Reproduce the whole listing, keeping each line as it is.

LISTED ENTRIES Start Marker

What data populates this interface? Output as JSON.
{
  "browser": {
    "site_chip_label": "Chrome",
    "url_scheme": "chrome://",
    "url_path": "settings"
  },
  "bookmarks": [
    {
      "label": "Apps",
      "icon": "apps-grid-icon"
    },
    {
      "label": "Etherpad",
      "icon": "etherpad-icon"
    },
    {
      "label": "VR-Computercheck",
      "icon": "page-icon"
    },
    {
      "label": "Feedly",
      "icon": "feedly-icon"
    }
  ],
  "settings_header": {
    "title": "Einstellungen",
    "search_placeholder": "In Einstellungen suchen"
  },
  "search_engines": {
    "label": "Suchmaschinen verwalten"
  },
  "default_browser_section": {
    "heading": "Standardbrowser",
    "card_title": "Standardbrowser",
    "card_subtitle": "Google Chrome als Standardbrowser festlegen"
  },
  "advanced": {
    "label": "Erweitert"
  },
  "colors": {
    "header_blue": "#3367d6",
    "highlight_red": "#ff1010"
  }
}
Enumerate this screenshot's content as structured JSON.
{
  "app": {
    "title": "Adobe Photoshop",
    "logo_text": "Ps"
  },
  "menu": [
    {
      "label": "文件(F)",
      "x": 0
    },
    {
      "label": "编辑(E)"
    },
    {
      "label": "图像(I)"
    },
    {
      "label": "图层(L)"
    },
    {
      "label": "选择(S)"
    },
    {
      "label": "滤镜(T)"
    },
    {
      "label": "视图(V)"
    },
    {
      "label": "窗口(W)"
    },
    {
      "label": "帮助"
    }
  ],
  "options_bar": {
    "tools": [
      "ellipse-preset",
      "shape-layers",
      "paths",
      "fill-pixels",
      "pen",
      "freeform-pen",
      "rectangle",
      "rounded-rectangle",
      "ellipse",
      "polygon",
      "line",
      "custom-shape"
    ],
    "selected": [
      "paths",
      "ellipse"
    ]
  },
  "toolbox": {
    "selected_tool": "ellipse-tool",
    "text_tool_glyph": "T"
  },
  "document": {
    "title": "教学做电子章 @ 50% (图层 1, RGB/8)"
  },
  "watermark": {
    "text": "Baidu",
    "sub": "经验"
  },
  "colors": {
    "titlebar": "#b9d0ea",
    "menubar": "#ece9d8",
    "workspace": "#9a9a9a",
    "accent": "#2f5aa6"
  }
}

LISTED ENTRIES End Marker

SOLVED EXERCISE
What data populates this interface? Output as JSON.
{
  "browser": {
    "site_chip_label": "Chrome",
    "url_scheme": "chrome://",
    "url_path": "settings"
  },
  "bookmarks": [
    {
      "label": "Apps",
      "icon": "apps-grid-icon"
    },
    {
      "label": "Etherpad",
      "icon": "etherpad-icon"
    },
    {
      "label": "VR-Computercheck",
      "icon": "page-icon"
    },
    {
      "label": "Feedly",
      "icon": "feedly-icon"
    }
  ],
  "settings_header": {
    "title": "Einstellungen",
    "search_placeholder": "In Einstellungen suchen"
  },
  "search_engines": {
    "label": "Suchmaschinen verwalten"
  },
  "default_browser_section": {
    "heading": "Standardbrowser",
    "card_title": "Standardbrowser",
    "card_subtitle": "Google Chrome als Standardbrowser festlegen"
  },
  "advanced": {
    "label": "Erweitert"
  },
  "colors": {
    "header_blue": "#3367d6",
    "highlight_red": "#ff1010"
  }
}
Enumerate this screenshot's content as structured JSON.
{
  "app": {
    "title": "Adobe Photoshop",
    "logo_text": "Ps"
  },
  "menu": [
    {
      "label": "文件(F)",
      "x": 0
    },
    {
      "label": "编辑(E)"
    },
    {
      "label": "图像(I)"
    },
    {
      "label": "图层(L)"
    },
    {
      "label": "选择(S)"
    },
    {
      "label": "滤镜(T)"
    },
    {
      "label": "视图(V)"
    },
    {
      "label": "窗口(W)"
    },
    {
      "label": "帮助"
    }
  ],
  "options_bar": {
    "tools": [
      "ellipse-preset",
      "shape-layers",
      "paths",
      "fill-pixels",
      "pen",
      "freeform-pen",
      "rectangle",
      "rounded-rectangle",
      "ellipse",
      "polygon",
      "line",
      "custom-shape"
    ],
    "selected": [
      "paths",
      "ellipse"
    ]
  },
  "toolbox": {
    "selected_tool": "ellipse-tool",
    "text_tool_glyph": "T"
  },
  "document": {
    "title": "教学做电子章 @ 50% (图层 1, RGB/8)"
  },
  "watermark": {
    "text": "Baidu",
    "sub": "经验"
  },
  "colors": {
    "titlebar": "#b9d0ea",
    "menubar": "#ece9d8",
    "workspace": "#9a9a9a",
    "accent": "#2f5aa6"
  }
}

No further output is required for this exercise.